Charity groups can apply for up to $900,000 in grants each to become better at what they do

SINGAPORE - The Tote Board has set up a $10 million grant to help charities boost their operational capabilities.

Ms Sim Ann, Senior Minister of State for Culture, Community and Youth, launched the Tote Board Non-Profit Sector Transformation Initiative - Organisation Development Programme on Thursday (Nov 8).

The money will be given to 10 non-profit organisations (NPOs) and each will get up to $900,000. The money can be used to hire external consultants or staff to improve internal processes and capacities or to boost their IT systems, among other things.

Ms Sim said: "With a proliferation of causes that resonates with donors and greater competition for the charity dollar, the definition of success for well-run non-profit organisations is also being reshaped."

She said that charities globally are thinking hard about doing their work in the most cost-effective, sustainable and accountable way possible. In Singapore, charities are also doing the same, for example, by tapping new technology and collaborating with other charities to improve their services, she added.

Mr Fong Yong Kian, the Tote Board's chief executive, used the analogy of a balance scale to describe how charities are using their resources.

On one end lies the group's internal capacity, for example through its human resources and IT systems, to deliver services. On the other end are the services it provides.

"For a lot of NPOs, the scale may not be a balanced one. Perhaps out of necessity, it is common for an NPO to devote most of its resources into programmes to serve beneficiaries, putting most of the weights on one side of the scale, leaving the other side of the scale in drastic need for catch-up," said Mr Fong.

Hence, the grant is set up to help charities boost their organisational capabilities and systems to enable them to go from "good to great", he said.

The Tote Board, a statutory board, is using the Business Excellence framework, an internationally recognised industry benchmark for excellence, to help charities climb to greater heights.

It is Singapore's largest grant giver. The money, from lotteries, horse races and other games, is given to a wide variety of causes. In its last financial year, ended on March 31 this year, it disbursed $469 million in grants.

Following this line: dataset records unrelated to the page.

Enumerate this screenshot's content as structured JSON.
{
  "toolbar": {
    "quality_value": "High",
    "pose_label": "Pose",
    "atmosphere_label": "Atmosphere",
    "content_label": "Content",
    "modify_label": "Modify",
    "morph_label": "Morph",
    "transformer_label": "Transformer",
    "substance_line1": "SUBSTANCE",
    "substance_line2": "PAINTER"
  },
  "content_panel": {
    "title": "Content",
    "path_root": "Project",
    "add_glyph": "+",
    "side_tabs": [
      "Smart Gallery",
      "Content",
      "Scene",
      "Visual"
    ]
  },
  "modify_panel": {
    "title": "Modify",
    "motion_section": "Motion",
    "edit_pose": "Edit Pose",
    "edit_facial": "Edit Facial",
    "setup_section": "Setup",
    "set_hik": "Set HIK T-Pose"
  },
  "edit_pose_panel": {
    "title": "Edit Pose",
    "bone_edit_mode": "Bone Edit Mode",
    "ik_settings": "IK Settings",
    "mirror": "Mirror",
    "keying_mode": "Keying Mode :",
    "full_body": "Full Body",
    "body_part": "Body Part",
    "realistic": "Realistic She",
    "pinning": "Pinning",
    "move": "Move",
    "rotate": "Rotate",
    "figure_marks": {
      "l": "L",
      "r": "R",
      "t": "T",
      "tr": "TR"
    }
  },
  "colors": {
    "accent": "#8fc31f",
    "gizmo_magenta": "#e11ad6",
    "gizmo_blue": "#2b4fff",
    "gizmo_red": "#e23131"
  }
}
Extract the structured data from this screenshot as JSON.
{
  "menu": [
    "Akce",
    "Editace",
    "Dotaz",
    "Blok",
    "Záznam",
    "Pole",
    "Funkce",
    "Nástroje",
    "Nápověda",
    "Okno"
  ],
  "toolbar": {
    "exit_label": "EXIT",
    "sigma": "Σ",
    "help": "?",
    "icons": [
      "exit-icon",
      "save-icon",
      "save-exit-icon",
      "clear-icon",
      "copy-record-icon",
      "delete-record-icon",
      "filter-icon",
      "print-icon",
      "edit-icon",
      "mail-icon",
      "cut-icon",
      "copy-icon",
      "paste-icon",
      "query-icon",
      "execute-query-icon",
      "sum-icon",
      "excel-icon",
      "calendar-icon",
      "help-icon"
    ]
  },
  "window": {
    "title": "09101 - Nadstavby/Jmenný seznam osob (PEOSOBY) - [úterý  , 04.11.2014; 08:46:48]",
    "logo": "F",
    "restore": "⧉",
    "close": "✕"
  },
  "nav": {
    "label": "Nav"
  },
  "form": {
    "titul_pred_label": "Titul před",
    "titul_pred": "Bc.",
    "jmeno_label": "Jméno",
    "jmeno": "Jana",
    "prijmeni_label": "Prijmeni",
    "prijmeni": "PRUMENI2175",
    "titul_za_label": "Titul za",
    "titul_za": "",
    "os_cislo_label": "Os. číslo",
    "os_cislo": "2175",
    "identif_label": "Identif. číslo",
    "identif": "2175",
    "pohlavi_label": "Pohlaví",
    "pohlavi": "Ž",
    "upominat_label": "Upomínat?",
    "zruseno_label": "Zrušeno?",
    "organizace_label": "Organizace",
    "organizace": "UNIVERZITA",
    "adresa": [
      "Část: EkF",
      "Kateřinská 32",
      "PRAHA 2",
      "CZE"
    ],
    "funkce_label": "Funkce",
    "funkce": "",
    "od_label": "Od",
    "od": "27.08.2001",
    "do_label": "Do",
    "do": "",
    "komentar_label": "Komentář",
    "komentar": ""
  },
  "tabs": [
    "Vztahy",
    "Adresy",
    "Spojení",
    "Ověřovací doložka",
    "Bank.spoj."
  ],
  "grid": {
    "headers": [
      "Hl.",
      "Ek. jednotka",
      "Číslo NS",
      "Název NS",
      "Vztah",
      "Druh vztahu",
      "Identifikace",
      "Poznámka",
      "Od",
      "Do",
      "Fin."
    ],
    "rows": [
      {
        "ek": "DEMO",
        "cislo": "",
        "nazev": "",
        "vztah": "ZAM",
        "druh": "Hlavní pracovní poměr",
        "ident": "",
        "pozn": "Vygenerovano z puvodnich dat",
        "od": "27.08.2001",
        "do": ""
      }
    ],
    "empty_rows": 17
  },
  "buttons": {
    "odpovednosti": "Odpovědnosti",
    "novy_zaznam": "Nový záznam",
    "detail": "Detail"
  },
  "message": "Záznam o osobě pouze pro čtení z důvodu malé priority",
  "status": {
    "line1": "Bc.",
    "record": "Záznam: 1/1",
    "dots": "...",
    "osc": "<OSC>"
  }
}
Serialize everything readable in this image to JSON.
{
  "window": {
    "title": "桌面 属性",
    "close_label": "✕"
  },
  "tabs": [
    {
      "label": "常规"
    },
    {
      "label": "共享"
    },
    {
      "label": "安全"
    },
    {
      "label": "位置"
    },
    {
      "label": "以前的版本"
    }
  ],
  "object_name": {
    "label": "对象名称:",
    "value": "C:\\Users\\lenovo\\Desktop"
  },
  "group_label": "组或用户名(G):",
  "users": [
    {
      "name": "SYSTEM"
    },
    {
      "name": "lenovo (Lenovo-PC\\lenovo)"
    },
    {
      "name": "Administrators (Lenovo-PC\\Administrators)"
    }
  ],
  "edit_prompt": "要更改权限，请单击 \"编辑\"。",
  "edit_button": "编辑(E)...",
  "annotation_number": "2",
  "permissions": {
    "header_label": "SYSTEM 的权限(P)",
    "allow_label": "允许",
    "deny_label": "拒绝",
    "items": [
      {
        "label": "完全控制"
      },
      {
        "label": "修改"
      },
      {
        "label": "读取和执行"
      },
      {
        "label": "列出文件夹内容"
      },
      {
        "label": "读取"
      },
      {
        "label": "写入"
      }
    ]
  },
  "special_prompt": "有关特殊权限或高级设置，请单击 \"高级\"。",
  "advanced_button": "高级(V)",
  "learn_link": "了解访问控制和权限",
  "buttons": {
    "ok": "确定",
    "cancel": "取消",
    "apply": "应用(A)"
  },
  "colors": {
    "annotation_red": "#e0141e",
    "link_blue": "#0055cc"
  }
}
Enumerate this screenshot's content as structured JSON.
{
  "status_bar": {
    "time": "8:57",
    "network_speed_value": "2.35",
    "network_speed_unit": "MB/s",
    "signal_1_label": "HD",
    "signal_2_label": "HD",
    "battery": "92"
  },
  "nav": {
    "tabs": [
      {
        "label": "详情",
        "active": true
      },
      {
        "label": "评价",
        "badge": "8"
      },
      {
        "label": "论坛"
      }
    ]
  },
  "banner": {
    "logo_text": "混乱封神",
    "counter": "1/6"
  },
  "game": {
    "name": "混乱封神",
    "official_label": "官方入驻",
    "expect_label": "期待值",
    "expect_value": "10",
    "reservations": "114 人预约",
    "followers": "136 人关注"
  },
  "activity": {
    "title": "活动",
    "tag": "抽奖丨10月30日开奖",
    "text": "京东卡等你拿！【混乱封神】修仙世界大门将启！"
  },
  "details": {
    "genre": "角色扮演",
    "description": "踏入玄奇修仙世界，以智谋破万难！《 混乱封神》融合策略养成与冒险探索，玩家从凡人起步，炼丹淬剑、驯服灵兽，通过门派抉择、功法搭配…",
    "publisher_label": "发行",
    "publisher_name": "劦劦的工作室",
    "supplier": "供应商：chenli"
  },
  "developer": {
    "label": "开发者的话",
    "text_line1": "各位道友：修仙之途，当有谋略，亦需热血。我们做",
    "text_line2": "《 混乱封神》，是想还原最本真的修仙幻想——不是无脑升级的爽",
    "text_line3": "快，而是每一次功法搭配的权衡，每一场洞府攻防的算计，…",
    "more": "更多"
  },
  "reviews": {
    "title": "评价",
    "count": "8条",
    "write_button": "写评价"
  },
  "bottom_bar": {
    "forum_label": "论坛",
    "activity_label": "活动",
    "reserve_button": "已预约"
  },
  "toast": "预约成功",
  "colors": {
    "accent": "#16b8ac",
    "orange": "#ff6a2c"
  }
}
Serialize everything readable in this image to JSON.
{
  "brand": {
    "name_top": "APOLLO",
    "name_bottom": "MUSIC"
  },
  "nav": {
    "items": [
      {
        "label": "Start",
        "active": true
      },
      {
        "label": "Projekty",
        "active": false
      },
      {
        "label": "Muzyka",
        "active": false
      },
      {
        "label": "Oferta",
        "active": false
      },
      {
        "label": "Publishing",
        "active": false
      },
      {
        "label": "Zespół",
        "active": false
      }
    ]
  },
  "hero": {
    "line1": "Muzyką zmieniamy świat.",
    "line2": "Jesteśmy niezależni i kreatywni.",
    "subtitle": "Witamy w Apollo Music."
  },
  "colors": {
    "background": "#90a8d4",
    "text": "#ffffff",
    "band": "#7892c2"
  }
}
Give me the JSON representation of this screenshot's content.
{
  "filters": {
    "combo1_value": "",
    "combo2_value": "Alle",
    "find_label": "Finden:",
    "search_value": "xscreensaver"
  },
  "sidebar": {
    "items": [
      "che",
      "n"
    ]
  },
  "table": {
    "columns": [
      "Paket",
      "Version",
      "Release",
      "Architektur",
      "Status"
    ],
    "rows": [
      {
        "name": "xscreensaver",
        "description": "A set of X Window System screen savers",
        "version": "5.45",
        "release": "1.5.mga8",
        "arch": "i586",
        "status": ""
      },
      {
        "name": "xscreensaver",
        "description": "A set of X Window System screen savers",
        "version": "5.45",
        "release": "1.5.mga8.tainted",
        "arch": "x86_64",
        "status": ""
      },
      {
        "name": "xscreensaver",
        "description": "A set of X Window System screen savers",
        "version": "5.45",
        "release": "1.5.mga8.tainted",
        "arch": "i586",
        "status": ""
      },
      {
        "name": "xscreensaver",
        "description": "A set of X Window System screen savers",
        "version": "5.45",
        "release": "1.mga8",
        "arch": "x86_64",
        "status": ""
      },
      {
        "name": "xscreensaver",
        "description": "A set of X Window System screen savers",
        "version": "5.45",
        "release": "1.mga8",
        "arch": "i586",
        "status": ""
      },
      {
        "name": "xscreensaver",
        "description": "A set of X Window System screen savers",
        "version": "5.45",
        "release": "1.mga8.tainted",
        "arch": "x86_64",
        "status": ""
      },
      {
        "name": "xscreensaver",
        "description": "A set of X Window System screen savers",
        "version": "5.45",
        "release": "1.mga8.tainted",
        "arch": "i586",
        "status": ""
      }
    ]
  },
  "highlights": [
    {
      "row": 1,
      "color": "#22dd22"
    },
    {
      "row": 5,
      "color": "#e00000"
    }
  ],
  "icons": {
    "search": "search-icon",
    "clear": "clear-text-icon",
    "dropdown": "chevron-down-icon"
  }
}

Mr Samuel Ng, chief executive of Montfort Care, a charity, pointed out that there has been a lot of effort to boost competencies of social service sector staff, but there has not been enough resources poured into organisational development for charities.

"I think the fund is very much needed," he said.

Charities can apply for the grant from Thursday to Jan 7 next year.